At the time of this writing, the V-Wave® Ventura® Interatrial Shunt system is an investigational device aiming to improve the quality of life (fewer symptoms, reduced hospital admissions, etc.) for patients with heart failure.
The shunt is hourglass-shaped with a nitinol frame deployed through the interatrial septum (IAS). After accessing the femoral vein, a right heart catheterization is performed to get baseline pressures. The Swan-Ganz catheter is then exchanged for an intracardiac echocardiography (ICE) catheter, and after heparin is administered, a transseptal puncture is created using fluoroscopy with ICE. The V-Wave shunt dilator/delivery sheath is passed through the transseptal puncture, the dilator removed, and the V-Wave shunt deployed. The device’s shape holds it in place as it straddles the IAS on both sides.
Left-sided heart failure is often associated with dilation of the left ventricle. This stretches apart the mitral valve annulus and tethers the chordae leading to mitral regurgitation and increased left atrial pressure (LAP). The V-Wave shunt aims to reduce the resulting left atrial pressure by acting as a “pop-off” valve.
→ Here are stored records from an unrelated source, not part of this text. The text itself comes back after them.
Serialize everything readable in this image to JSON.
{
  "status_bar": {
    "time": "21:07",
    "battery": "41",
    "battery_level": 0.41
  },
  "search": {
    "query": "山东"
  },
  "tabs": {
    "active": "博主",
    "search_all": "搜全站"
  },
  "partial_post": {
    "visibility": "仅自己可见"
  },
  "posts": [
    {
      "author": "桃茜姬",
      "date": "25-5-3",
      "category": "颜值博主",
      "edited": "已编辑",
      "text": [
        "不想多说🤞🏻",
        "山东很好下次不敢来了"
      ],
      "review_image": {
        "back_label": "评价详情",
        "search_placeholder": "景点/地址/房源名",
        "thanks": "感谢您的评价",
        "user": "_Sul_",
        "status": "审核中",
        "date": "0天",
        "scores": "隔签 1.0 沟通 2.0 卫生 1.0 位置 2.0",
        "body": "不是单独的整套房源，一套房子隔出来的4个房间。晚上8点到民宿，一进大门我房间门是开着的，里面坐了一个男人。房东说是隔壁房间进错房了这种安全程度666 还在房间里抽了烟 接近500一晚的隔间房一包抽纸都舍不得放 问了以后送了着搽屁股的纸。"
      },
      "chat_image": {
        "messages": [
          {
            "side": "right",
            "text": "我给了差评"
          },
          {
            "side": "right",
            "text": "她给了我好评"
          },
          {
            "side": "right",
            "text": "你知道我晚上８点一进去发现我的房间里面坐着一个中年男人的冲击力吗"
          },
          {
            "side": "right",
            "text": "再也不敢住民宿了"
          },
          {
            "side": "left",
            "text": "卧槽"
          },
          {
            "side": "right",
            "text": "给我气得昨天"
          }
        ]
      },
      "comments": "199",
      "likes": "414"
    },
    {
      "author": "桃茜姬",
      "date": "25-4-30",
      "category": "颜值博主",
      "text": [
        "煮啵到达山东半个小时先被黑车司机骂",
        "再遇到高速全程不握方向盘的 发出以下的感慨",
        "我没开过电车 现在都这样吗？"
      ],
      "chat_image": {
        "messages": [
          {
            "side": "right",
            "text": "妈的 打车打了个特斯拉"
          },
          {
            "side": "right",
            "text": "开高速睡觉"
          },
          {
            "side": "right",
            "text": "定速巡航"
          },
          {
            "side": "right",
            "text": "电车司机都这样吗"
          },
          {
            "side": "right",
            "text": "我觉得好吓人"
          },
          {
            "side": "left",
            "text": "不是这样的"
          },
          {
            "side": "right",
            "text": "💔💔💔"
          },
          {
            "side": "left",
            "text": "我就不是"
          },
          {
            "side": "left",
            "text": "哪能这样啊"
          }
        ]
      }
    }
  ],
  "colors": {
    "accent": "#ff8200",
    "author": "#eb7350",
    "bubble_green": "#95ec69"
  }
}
Due to the pressure gradient between the left atrium (high) and right atrium (low), blood is transferred across the shunt via a Venturi effect to the right heart, thereby decongesting the left atrium and pulmonary venous system.
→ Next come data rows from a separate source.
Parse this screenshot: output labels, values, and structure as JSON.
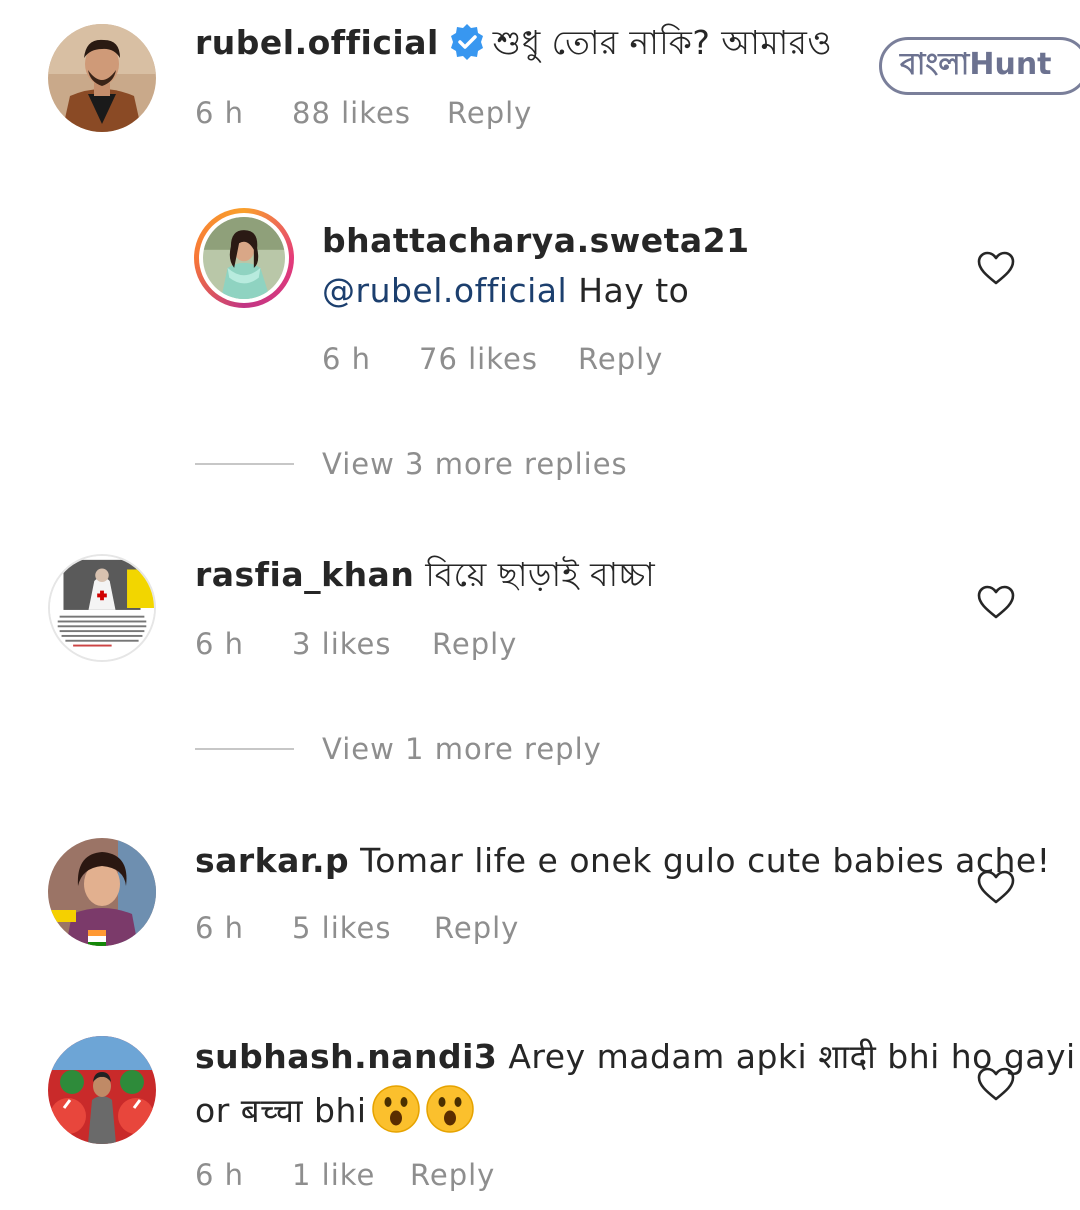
{
  "watermark": {
    "text": "বাংলাHunt"
  },
  "comments": [
    {
      "username": "rubel.official",
      "verified": true,
      "text": "শুধু তোর নাকি? আমারও",
      "time": "6 h",
      "likes": "88 likes",
      "reply": "Reply",
      "avatar": "man-in-brown-jacket-avatar"
    },
    {
      "username": "bhattacharya.sweta21",
      "mention": "@rubel.official",
      "text": "Hay to",
      "time": "6 h",
      "likes": "76 likes",
      "reply": "Reply",
      "avatar": "woman-in-green-dress-avatar",
      "has_story_ring": true,
      "is_reply": true
    },
    {
      "username": "rasfia_khan",
      "text": "বিয়ে ছাড়াই বাচ্চা",
      "time": "6 h",
      "likes": "3 likes",
      "reply": "Reply",
      "avatar": "nurse-newspaper-avatar"
    },
    {
      "username": "sarkar.p",
      "text": "Tomar life e onek gulo cute babies ache!",
      "time": "6 h",
      "likes": "5 likes",
      "reply": "Reply",
      "avatar": "woman-portrait-avatar"
    },
    {
      "username": "subhash.nandi3",
      "text_line1": "Arey madam apki शादी bhi ho gayi",
      "text_line2_prefix": "or बच्चा bhi",
      "time": "6 h",
      "likes": "1 like",
      "reply": "Reply",
      "avatar": "man-red-decor-avatar",
      "emojis": [
        "hushed-face",
        "hushed-face"
      ]
    }
  ],
  "view_more": [
    {
      "label": "View 3 more replies"
    },
    {
      "label": "View 1 more reply"
    }
  ],
  "icons": {
    "heart": "heart-outline-icon",
    "verified": "verified-badge-icon"
  },
  "colors": {
    "username": "#262626",
    "meta": "#8e8e8e",
    "mention": "#1c3f6e",
    "verified": "#3897f0",
    "watermark": "#6c7290"
  }
}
Follow the RELIEVE-HF randomized controlled trial to learn more (ClinicalTrials.gov Identifier: NCT03499236).